Another witch hunt?

Another witch hunt?

The choice of Canadian law professor William Schabas, 63, as chairman of a U.N. human rights panel to investigate violations in the Gaza war does not inspire confidence that the group’s processes or findings will be fair.

Quite simply, Schabas’ anti-Israel politics and his intemperate remarks about Prime Minister Benjamin Netanyahu – which asserted that Netanyahu should be “in the dock of an international court” — raise questions about Schabas’ impartiality and his ability to act as an honest judge in the investigation.  

But you don’t have to be a fan of Netanyahu, or even a supporter of Israel’s right to self-defense, to be concerned about the process that is unfolding. Last month, the U.N. Human Rights Council, which has a long history of hostility toward Israel, approved the creation of the Gaza commission of inquiry to investigate the recent hostilities. And it did so in a lopsided vote: 29 states in favor, 17 abstaining and one — the United States — voting against.  

Given the panel’s history of antagonism toward Israel, critics have good reason to be concerned.

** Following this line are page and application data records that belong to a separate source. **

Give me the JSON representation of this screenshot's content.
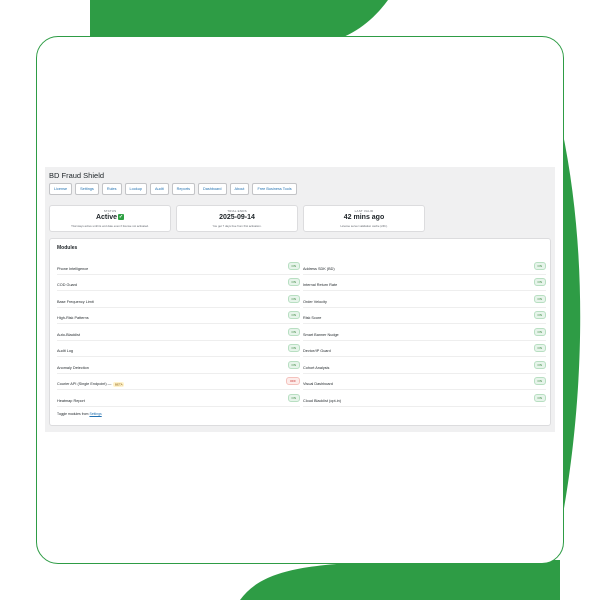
{
  "app": {
    "title": "BD Fraud Shield"
  },
  "nav": [
    "License",
    "Settings",
    "Rules",
    "Lookup",
    "Audit",
    "Reports",
    "Dashboard",
    "About",
    "Free Business Tools"
  ],
  "stats": [
    {
      "label": "STATUS",
      "value": "Active",
      "note": "Trial stays active until its end date even if license not activated."
    },
    {
      "label": "TRIAL ENDS",
      "value": "2025-09-14",
      "note": "You get 7 days free from first activation."
    },
    {
      "label": "LAST VALID",
      "value": "42 mins ago",
      "note": "License server validation cache (24h)."
    }
  ],
  "modules": {
    "title": "Modules",
    "left": [
      {
        "name": "Phone Intelligence",
        "state": "ON"
      },
      {
        "name": "COD Guard",
        "state": "ON"
      },
      {
        "name": "Base Frequency Limit",
        "state": "ON"
      },
      {
        "name": "High-Risk Patterns",
        "state": "ON"
      },
      {
        "name": "Auto-Blacklist",
        "state": "ON"
      },
      {
        "name": "Audit Log",
        "state": "ON"
      },
      {
        "name": "Anomaly Detection",
        "state": "ON"
      },
      {
        "name": "Courier API (Single Endpoint) —",
        "state": "OFF",
        "badge": "BETA"
      },
      {
        "name": "Heatmap Report",
        "state": "ON"
      }
    ],
    "right": [
      {
        "name": "Address SDK (BD)",
        "state": "ON"
      },
      {
        "name": "Internal Return Rate",
        "state": "ON"
      },
      {
        "name": "Order Velocity",
        "state": "ON"
      },
      {
        "name": "Risk Score",
        "state": "ON"
      },
      {
        "name": "Smart Banner Nudge",
        "state": "ON"
      },
      {
        "name": "Device/IP Guard",
        "state": "ON"
      },
      {
        "name": "Cohort Analysis",
        "state": "ON"
      },
      {
        "name": "Visual Dashboard",
        "state": "ON"
      },
      {
        "name": "Cloud Blacklist (opt-in)",
        "state": "ON"
      }
    ],
    "footer_prefix": "Toggle modules from",
    "footer_link": "Settings"
  },
  "colors": {
    "brand_green": "#2e9c45",
    "link_blue": "#2271b1"
  }
}
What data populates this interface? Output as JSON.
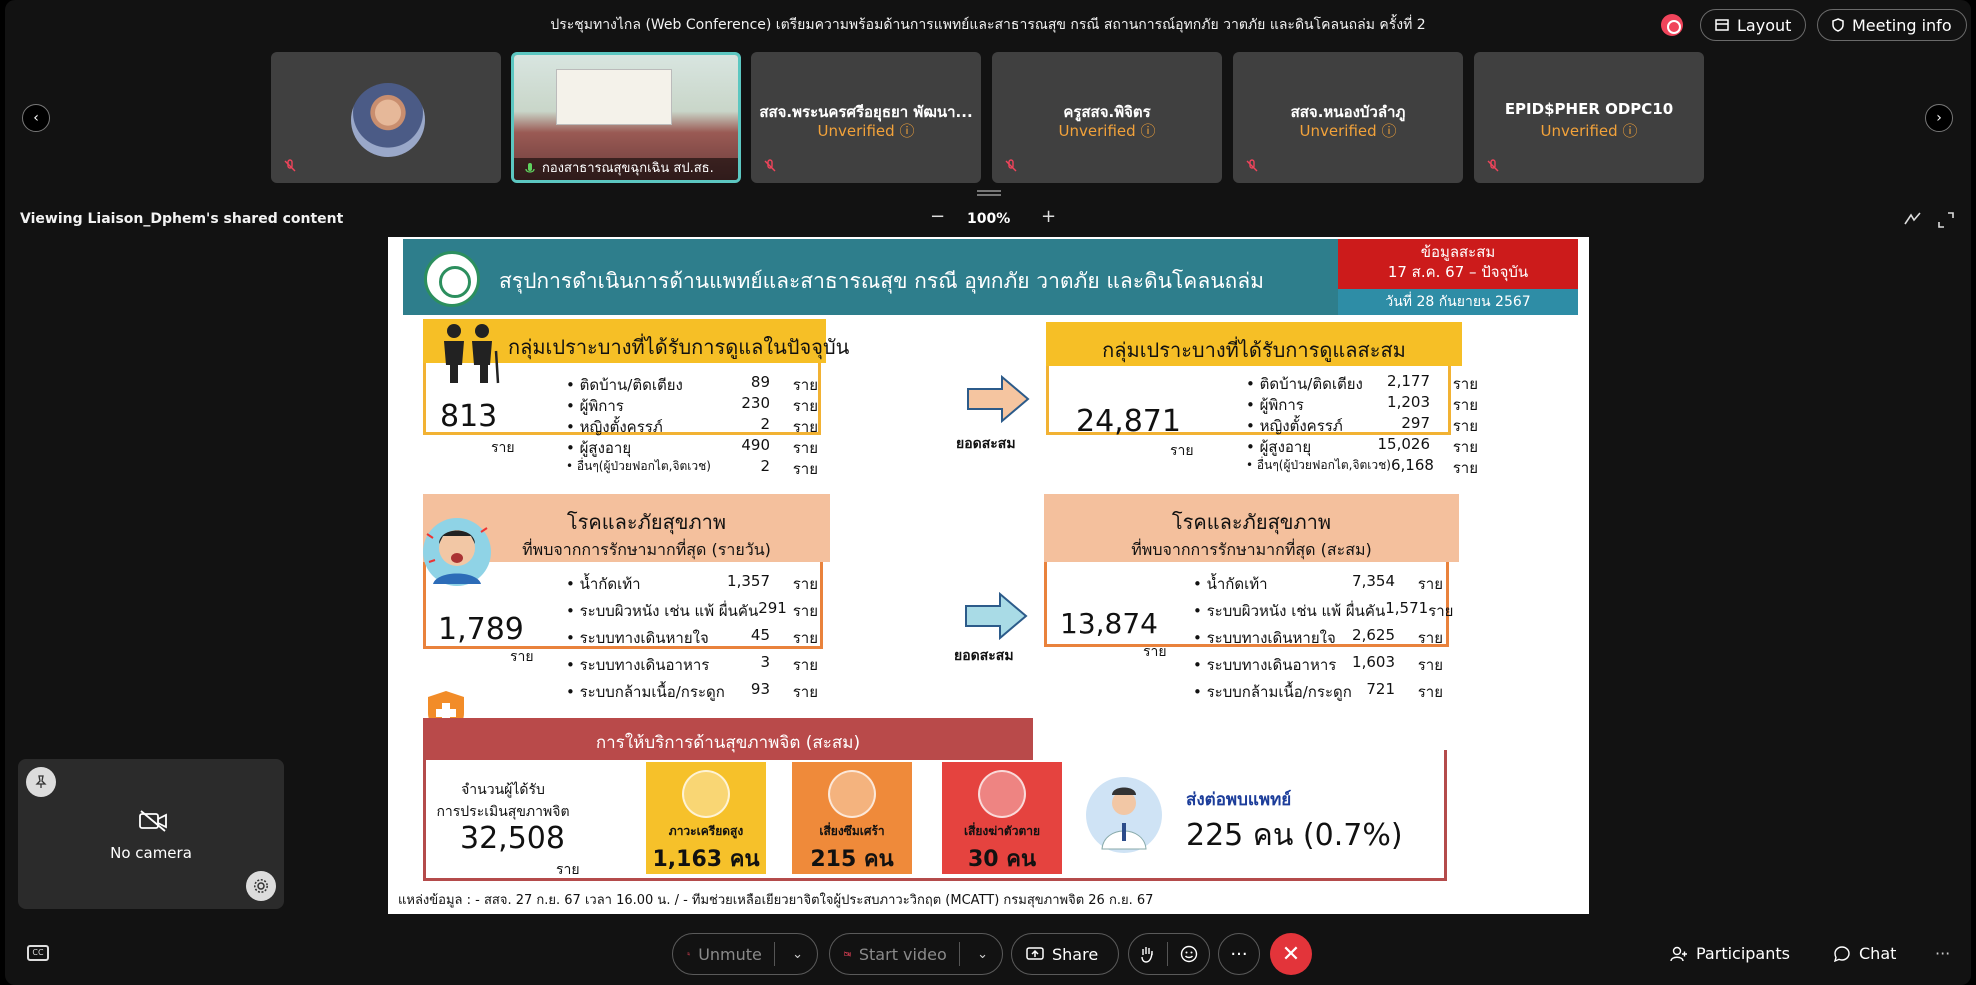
{
  "meeting": {
    "title": "ประชุมทางไกล (Web Conference) เตรียมความพร้อมด้านการแพทย์และสาธารณสุข กรณี สถานการณ์อุทกภัย วาตภัย และดินโคลนถล่ม ครั้งที่ 2",
    "layout_label": "Layout",
    "meeting_info_label": "Meeting info",
    "accent_color": "#f0445b"
  },
  "participants_strip": {
    "tiles": [
      {
        "name": "",
        "status": "",
        "kind": "avatar"
      },
      {
        "name": "กองสาธารณสุขฉุกเฉิน สป.สธ.",
        "status": "",
        "kind": "video"
      },
      {
        "name": "สสจ.พระนครศรีอยุธยา พัฒนา...",
        "status": "Unverified"
      },
      {
        "name": "ครูสสจ.พิจิตร",
        "status": "Unverified"
      },
      {
        "name": "สสจ.หนองบัวลำภู",
        "status": "Unverified"
      },
      {
        "name": "EPID$PHER ODPC10",
        "status": "Unverified"
      }
    ]
  },
  "share": {
    "viewing_label": "Viewing Liaison_Dphem's shared content",
    "zoom": "100%",
    "zoom_minus": "−",
    "zoom_plus": "+"
  },
  "slide": {
    "title": "สรุปการดำเนินการด้านแพทย์และสาธารณสุข กรณี อุทกภัย วาตภัย และดินโคลนถล่ม",
    "cum_line1": "ข้อมูลสะสม",
    "cum_line2": "17 ส.ค. 67 – ปัจจุบัน",
    "date": "วันที่ 28 กันยายน 2567",
    "vuln_today": {
      "title": "กลุ่มเปราะบางที่ได้รับการดูแลในปัจจุบัน",
      "total": "813",
      "unit": "ราย",
      "items": [
        {
          "label": "ติดบ้าน/ติดเตียง",
          "value": "89",
          "unit": "ราย"
        },
        {
          "label": "ผู้พิการ",
          "value": "230",
          "unit": "ราย"
        },
        {
          "label": "หญิงตั้งครรภ์",
          "value": "2",
          "unit": "ราย"
        },
        {
          "label": "ผู้สูงอายุ",
          "value": "490",
          "unit": "ราย"
        },
        {
          "label": "อื่นๆ(ผู้ป่วยฟอกไต,จิตเวช)",
          "value": "2",
          "unit": "ราย"
        }
      ]
    },
    "vuln_cum": {
      "title": "กลุ่มเปราะบางที่ได้รับการดูแลสะสม",
      "total": "24,871",
      "unit": "ราย",
      "items": [
        {
          "label": "ติดบ้าน/ติดเตียง",
          "value": "2,177",
          "unit": "ราย"
        },
        {
          "label": "ผู้พิการ",
          "value": "1,203",
          "unit": "ราย"
        },
        {
          "label": "หญิงตั้งครรภ์",
          "value": "297",
          "unit": "ราย"
        },
        {
          "label": "ผู้สูงอายุ",
          "value": "15,026",
          "unit": "ราย"
        },
        {
          "label": "อื่นๆ(ผู้ป่วยฟอกไต,จิตเวช)",
          "value": "6,168",
          "unit": "ราย"
        }
      ]
    },
    "arrow_label": "ยอดสะสม",
    "disease_today": {
      "title": "โรคและภัยสุขภาพ",
      "subtitle": "ที่พบจากการรักษามากที่สุด (รายวัน)",
      "total": "1,789",
      "unit": "ราย",
      "items": [
        {
          "label": "น้ำกัดเท้า",
          "value": "1,357",
          "unit": "ราย"
        },
        {
          "label": "ระบบผิวหนัง เช่น แพ้ ผื่นคัน",
          "value": "291",
          "unit": "ราย"
        },
        {
          "label": "ระบบทางเดินหายใจ",
          "value": "45",
          "unit": "ราย"
        },
        {
          "label": "ระบบทางเดินอาหาร",
          "value": "3",
          "unit": "ราย"
        },
        {
          "label": "ระบบกล้ามเนื้อ/กระดูก",
          "value": "93",
          "unit": "ราย"
        }
      ]
    },
    "disease_cum": {
      "title": "โรคและภัยสุขภาพ",
      "subtitle": "ที่พบจากการรักษามากที่สุด (สะสม)",
      "total": "13,874",
      "unit": "ราย",
      "items": [
        {
          "label": "น้ำกัดเท้า",
          "value": "7,354",
          "unit": "ราย"
        },
        {
          "label": "ระบบผิวหนัง เช่น แพ้ ผื่นคัน",
          "value": "1,571",
          "unit": "ราย"
        },
        {
          "label": "ระบบทางเดินหายใจ",
          "value": "2,625",
          "unit": "ราย"
        },
        {
          "label": "ระบบทางเดินอาหาร",
          "value": "1,603",
          "unit": "ราย"
        },
        {
          "label": "ระบบกล้ามเนื้อ/กระดูก",
          "value": "721",
          "unit": "ราย"
        }
      ]
    },
    "mental": {
      "title": "การให้บริการด้านสุขภาพจิต (สะสม)",
      "assessed_line1": "จำนวนผู้ได้รับ",
      "assessed_line2": "การประเมินสุขภาพจิต",
      "assessed_total": "32,508",
      "assessed_unit": "ราย",
      "cards": [
        {
          "label": "ภาวะเครียดสูง",
          "value": "1,163 คน",
          "color": "#f6c12a"
        },
        {
          "label": "เสี่ยงซึมเศร้า",
          "value": "215 คน",
          "color": "#ef8a3a"
        },
        {
          "label": "เสี่ยงฆ่าตัวตาย",
          "value": "30 คน",
          "color": "#e5433f"
        }
      ],
      "refer_label": "ส่งต่อพบแพทย์",
      "refer_value": "225 คน (0.7%)"
    },
    "source": "แหล่งข้อมูล : - สสจ. 27 ก.ย. 67 เวลา 16.00 น. / - ทีมช่วยเหลือเยียวยาจิตใจผู้ประสบภาวะวิกฤต (MCATT) กรมสุขภาพจิต 26 ก.ย. 67"
  },
  "self_view": {
    "label": "No camera"
  },
  "toolbar": {
    "unmute": "Unmute",
    "start_video": "Start video",
    "share": "Share",
    "participants": "Participants",
    "chat": "Chat",
    "cc": "CC",
    "more": "···",
    "end_color": "#e3343a"
  }
}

Indeed, shortly after the Council vote, 34 U.S. senators wrote to U.N. Secretary General Ban Ki-Moon, criticizing the Council for focusing its investigation on Israel’s actions in the conflict while turning “a blind eye to Hamas’ brazen and depraved use of civilians as human shields.” U.S. Sen. Chuck Schumer (D-N.Y.) called on the U.N. Human Rights Council to remove Schabas from his chairmanship, and the Canadian foreign minister greeted Schabas’ appointment by calling the Council a “sham.”

It is tempting to dismiss any cooperation by Israel with the Schabas-led investigation since it is intended to be an anti-Israel witch hunt. But is it really a good idea to ignore the inquiry and to make no effort to influence its findings? We think not. Israel made that mistake in connection with the U.N. investigation of the 2008-09 offensive in Gaza, and the Council’s resulting Goldstone Report  became the gold standard of anti-Israel bias. This is so, even though the report accused Hamas as well as Israel of potential war crimes and even though Richard Goldstone himself later retracted a section of his findings once Israel provided him with information.

For these reasons we believe that Israel is better off telling its side of the story and by providing details about Hamas’ indiscriminate rocket fire; about its use of women and children as shields for its rockets; about its storing of weapons caches in U.N. buildings, schools and among the civilian population; and about the complex of terror tunnels Hamas built for the sole purpose of  kidnapping and killing Israelis.   

Given its bias and the predisposition of its membership on anything relating to Israel, it is unlikely that the Human Rights Council would pick anyone more dispassionate than Schabas to lead this politically motivated investigation. But given his record and his offensive public comments regarding Israel and its leadership, Schabas should step aside and let the Council try to find a more appropriate leader.